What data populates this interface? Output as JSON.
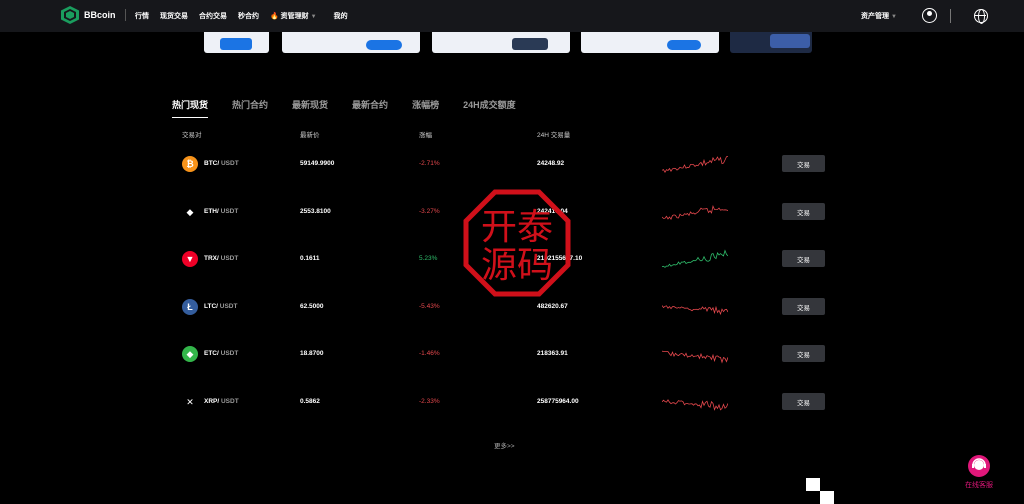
{
  "brand": {
    "name": "BBcoin"
  },
  "nav": {
    "items": [
      "行情",
      "现货交易",
      "合约交易",
      "秒合约",
      "资管理财",
      "我的"
    ]
  },
  "header_right": {
    "asset_label": "资产管理"
  },
  "tabs": [
    "热门现货",
    "热门合约",
    "最新现货",
    "最新合约",
    "涨幅榜",
    "24H成交额度"
  ],
  "table": {
    "headers": [
      "交易对",
      "最新价",
      "涨幅",
      "24H 交易量"
    ],
    "trade_label": "交易",
    "rows": [
      {
        "base": "BTC/",
        "quote": "USDT",
        "price": "59149.9900",
        "change": "-2.71%",
        "volume": "24248.92",
        "icon": "bitcoin-icon",
        "color": "#f7931a"
      },
      {
        "base": "ETH/",
        "quote": "USDT",
        "price": "2553.8100",
        "change": "-3.27%",
        "volume": "242416.04",
        "icon": "ethereum-icon",
        "color": "#ffffff"
      },
      {
        "base": "TRX/",
        "quote": "USDT",
        "price": "0.1611",
        "change": "5.23%",
        "volume": "2102155647.10",
        "icon": "tron-icon",
        "color": "#ef0027"
      },
      {
        "base": "LTC/",
        "quote": "USDT",
        "price": "62.5000",
        "change": "-5.43%",
        "volume": "482620.67",
        "icon": "litecoin-icon",
        "color": "#345d9d"
      },
      {
        "base": "ETC/",
        "quote": "USDT",
        "price": "18.8700",
        "change": "-1.46%",
        "volume": "218363.91",
        "icon": "ethereum-classic-icon",
        "color": "#33b54a"
      },
      {
        "base": "XRP/",
        "quote": "USDT",
        "price": "0.5862",
        "change": "-2.33%",
        "volume": "258775964.00",
        "icon": "xrp-icon",
        "color": "#ffffff"
      }
    ]
  },
  "more_label": "更多>>",
  "watermark": {
    "line1": "开泰",
    "line2": "源码"
  },
  "support": {
    "label": "在线客服"
  },
  "colors": {
    "up": "#2fbd6b",
    "down": "#e5484d",
    "background": "#000000",
    "topbar": "#16171b",
    "button": "#34363b",
    "accent": "#e0177a"
  }
}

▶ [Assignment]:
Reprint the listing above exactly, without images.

▶ [Response to the task]:
What data populates this interface? Output as JSON.
{
  "brand": {
    "name": "BBcoin"
  },
  "nav": {
    "items": [
      "行情",
      "现货交易",
      "合约交易",
      "秒合约",
      "资管理财",
      "我的"
    ]
  },
  "header_right": {
    "asset_label": "资产管理"
  },
  "tabs": [
    "热门现货",
    "热门合约",
    "最新现货",
    "最新合约",
    "涨幅榜",
    "24H成交额度"
  ],
  "table": {
    "headers": [
      "交易对",
      "最新价",
      "涨幅",
      "24H 交易量"
    ],
    "trade_label": "交易",
    "rows": [
      {
        "base": "BTC/",
        "quote": "USDT",
        "price": "59149.9900",
        "change": "-2.71%",
        "volume": "24248.92",
        "icon": "bitcoin-icon",
        "color": "#f7931a"
      },
      {
        "base": "ETH/",
        "quote": "USDT",
        "price": "2553.8100",
        "change": "-3.27%",
        "volume": "242416.04",
        "icon": "ethereum-icon",
        "color": "#ffffff"
      },
      {
        "base": "TRX/",
        "quote": "USDT",
        "price": "0.1611",
        "change": "5.23%",
        "volume": "2102155647.10",
        "icon": "tron-icon",
        "color": "#ef0027"
      },
      {
        "base": "LTC/",
        "quote": "USDT",
        "price": "62.5000",
        "change": "-5.43%",
        "volume": "482620.67",
        "icon": "litecoin-icon",
        "color": "#345d9d"
      },
      {
        "base": "ETC/",
        "quote": "USDT",
        "price": "18.8700",
        "change": "-1.46%",
        "volume": "218363.91",
        "icon": "ethereum-classic-icon",
        "color": "#33b54a"
      },
      {
        "base": "XRP/",
        "quote": "USDT",
        "price": "0.5862",
        "change": "-2.33%",
        "volume": "258775964.00",
        "icon": "xrp-icon",
        "color": "#ffffff"
      }
    ]
  },
  "more_label": "更多>>",
  "watermark": {
    "line1": "开泰",
    "line2": "源码"
  },
  "support": {
    "label": "在线客服"
  },
  "colors": {
    "up": "#2fbd6b",
    "down": "#e5484d",
    "background": "#000000",
    "topbar": "#16171b",
    "button": "#34363b",
    "accent": "#e0177a"
  }
}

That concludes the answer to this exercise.